No one knows exactly how many people died in the attack and its aftermath but figures range upwards of seventy people. Several hundred were injured, many of them civilians. During and after the offensive, the paramilitaries adopted a practice of “disappearing” people suspected of leftist sympathies. Estimates of “disappeared” civilians range as high as 300 people.

Today, Comuna 13 is home to not only the library park but also the metro, gondola, escalators and increased social, education and cultural services. Street-level murals at the base of the library park speak to the neighborhood’s history. The art is stunning and the messages are clear. “No more military intervention,” says one mural. “We are Comuna 13, where memory and life are present,” says another. Referring specifically to the disappeared, one of the murals pointedly asks: “Where are they? Truth, justice, and reparations.”



Murals near the Library Park in Comuna 13

Comuna 13 is just one example of how the Medellín of 2015 is significantly different from the Medellín of 1995. Foreign investors have taken note. Adding to Medellín’s history as an industrial center, the city’s tech sector is now the third largest in Latin America. Hoping to take advantage of Medellín’s increasingly educated but still low-paid workforce, companies such as Google, Facebook, and IBM have set up shop.

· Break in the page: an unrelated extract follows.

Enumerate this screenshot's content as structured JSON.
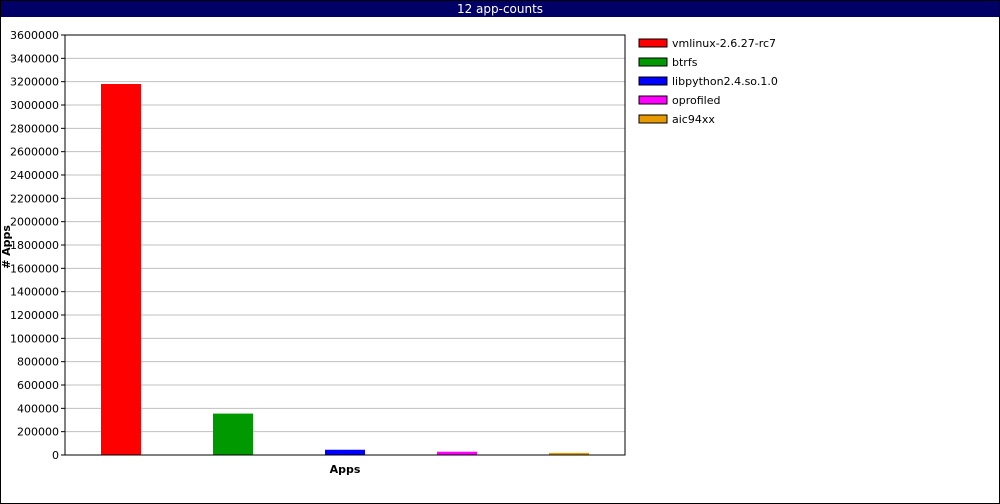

Some critics have dismissed Medellín’s changes as window-dressing that leaves basic structures intact. Cocaine is still a big business. Unemployment, drugs, and gangs remain huge problems. Poverty has decreased, but the gap between the rich and poor has increased.

Still, there is no denying the progress and the disruption of business as usual. And at a time when privatization and public dollars for private projects dominate government initiatives across the globe, Medellín is an anomaly.

Where will it lead? Nobody knows for sure. For now, Medellín’s past and the promise of a new future co-exist; the outcome is not clear.

San Antonio Plaza, in the city’s downtown, provides an apt symbol.


Botero's two birds in the San Antonio Plaza in downtown Medellín.

In 1995, a bomb was placed in the plaza inside a ten-foot bird sculpture by Fernando Botero, a well-known Medellín artist. The bombing killed an estimated thirty people who were attending a music festival at the plaza and injured hundreds more. No one claimed responsibility and no one was ever arrested.

The destroyed artwork was left standing, a reminder of Medellín’s history of violence. In 2000, Botero made a new sculpture similar to the original, calling it “Homage against Stupidity.” The two birds stand side by side.


Barbara Miner is a Milwaukee-based writer and photographer.

This article originally appeared in the December-January issue of The Progressive magazine. The Progressive has been writing about issues of peace and social justice since 1909. To subscribe, go to: www.progressive.org